Gabriel/Cathleen 100.00
Gopher State One Call 140.40
Grainger 320.56
Hancock Concrete Products LLC 3,308.20
Hanover/City of 1,561.00
Hennepin County Sheriff 160.00
Hennepin County Treasurer 102,749.76
Hildi Inc 325.00
Hillyard Inc - Minneapolis 138.21
Howard Lake/City of 53,557.83
Husom/Christine 119.00
Indianhead Specialty Co Inc 395.31
Jakes Excavating 1,215.00
Johnson Jet-Line 2,400.00
Junction Towing & Auto Repair 223.00
Karels Towing 177.00
Laplant Demo Inc 883.33
Loberg Electric 1,060.75
Maple Lake Township 745.40
Marco 1,827.50
Martin Marietta Materials 1,586.39
Matousek/Tessa 279.00
MCIT 698.00
Mend Correctional Care LLC 28,079.92
Metro Group Inc/The 3,187.95
Minnesota Monitoring Inc 12,900.25
Morries Parts & Service Group 482.08
Mumford Sanitation 1,394.81
Net Transcripts Inc 1,099.77
New Ulm Quartzite Quarries 684.26
North Star Awards & Trophies 129.90
Office Depot 959.73
RCM Specialties Inc 638.40
Rockford Township 2,371.90
Rockford/City of 1,596.80
Royal Tire Inc 4,247.12
RTVision Inc 1,951.59
Ryan Automotive 351.62
Ryan Chevrolet 296.76
Schluender Construction Inc 2,720.00
Sign Man of MN Inc/The 200.00
Southside Township 776.80
State Supply Co 137.65
Total Printing 195.00
TrueNorth Steel 1,800.00
UAV Public Safety Inc 600.00
Voss Lighting 7,054.00
Waste Management of WI-MN 3,185.50
Waverly/City of 809.40
Wright County Journal Press 304.72
Wright Lumber & Millwork Inc 124.50
Xcel Energy 116.34
Zarnoth Brush Works Inc 592.00
Zep Sales & Services 395.49
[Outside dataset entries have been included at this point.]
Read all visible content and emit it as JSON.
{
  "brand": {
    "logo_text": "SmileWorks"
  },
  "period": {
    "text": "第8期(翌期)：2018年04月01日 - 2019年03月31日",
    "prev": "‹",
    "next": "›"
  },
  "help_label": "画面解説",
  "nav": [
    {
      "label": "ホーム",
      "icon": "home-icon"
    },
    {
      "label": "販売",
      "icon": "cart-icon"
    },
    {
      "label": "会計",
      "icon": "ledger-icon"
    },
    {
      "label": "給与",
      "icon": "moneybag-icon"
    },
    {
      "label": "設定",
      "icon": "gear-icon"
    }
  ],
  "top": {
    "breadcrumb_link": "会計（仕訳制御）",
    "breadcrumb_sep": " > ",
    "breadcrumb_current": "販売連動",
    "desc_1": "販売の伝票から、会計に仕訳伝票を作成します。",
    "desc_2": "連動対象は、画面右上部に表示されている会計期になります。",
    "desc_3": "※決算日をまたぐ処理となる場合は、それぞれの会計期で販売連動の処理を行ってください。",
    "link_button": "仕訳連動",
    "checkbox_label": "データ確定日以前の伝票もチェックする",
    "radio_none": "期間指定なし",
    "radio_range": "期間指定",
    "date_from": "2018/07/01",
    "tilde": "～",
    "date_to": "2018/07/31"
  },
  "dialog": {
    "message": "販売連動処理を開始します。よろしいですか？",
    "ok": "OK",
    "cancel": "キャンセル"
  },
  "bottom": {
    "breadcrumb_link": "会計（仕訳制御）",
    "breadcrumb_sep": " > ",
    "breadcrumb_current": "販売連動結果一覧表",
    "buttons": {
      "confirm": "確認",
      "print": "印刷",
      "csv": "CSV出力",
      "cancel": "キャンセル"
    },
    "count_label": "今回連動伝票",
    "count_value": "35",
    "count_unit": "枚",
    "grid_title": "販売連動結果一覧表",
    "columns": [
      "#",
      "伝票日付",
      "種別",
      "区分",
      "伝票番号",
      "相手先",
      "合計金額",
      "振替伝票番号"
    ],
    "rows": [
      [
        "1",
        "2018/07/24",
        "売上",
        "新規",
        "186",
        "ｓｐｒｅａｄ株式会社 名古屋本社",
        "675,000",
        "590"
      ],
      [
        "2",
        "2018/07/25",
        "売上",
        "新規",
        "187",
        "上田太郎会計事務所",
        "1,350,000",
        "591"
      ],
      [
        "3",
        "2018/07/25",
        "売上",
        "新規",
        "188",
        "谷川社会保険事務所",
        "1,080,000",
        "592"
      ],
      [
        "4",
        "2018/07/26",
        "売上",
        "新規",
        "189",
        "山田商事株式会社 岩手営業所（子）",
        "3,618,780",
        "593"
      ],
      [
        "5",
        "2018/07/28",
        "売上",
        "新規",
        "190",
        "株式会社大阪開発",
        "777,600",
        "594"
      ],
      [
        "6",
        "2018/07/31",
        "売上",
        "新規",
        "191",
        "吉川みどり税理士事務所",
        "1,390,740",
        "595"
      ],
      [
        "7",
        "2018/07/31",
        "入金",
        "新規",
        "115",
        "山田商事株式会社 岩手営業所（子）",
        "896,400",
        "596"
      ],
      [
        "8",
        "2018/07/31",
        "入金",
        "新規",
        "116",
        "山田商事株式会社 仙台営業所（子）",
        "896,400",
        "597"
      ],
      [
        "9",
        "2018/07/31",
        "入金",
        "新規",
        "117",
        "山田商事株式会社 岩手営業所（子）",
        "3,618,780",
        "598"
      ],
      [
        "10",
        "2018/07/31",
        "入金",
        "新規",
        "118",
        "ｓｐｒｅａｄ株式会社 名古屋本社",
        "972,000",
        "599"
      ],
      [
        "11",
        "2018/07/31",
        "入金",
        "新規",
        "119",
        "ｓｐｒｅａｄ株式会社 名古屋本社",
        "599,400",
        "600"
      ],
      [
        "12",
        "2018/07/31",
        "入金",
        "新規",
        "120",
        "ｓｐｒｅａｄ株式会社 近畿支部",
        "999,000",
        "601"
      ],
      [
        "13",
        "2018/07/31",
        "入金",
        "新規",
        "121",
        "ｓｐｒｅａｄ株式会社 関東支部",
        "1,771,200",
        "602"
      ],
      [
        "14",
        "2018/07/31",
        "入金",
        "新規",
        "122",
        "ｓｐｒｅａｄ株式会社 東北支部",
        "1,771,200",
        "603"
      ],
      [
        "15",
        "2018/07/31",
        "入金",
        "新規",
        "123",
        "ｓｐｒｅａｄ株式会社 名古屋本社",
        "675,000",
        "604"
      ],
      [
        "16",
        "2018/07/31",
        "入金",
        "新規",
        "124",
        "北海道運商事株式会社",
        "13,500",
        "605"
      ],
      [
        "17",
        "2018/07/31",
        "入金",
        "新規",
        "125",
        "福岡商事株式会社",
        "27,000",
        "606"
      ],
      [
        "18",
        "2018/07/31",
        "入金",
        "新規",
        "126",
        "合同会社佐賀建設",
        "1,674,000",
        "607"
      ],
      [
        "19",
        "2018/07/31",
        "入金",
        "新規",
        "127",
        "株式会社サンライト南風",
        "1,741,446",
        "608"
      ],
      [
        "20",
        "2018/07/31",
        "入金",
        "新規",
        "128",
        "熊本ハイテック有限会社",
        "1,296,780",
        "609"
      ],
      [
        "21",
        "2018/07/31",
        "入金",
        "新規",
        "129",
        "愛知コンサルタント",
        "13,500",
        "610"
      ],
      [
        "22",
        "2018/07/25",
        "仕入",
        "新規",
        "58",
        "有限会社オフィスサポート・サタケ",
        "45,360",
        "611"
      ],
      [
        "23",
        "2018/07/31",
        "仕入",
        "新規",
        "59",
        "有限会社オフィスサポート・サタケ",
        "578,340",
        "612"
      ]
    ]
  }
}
22 Payments less than $100 972.06
Final total: $409,551.57
The meeting adjourned at 10:42 a.m.
Published in the Herald Journal May 29, 2017.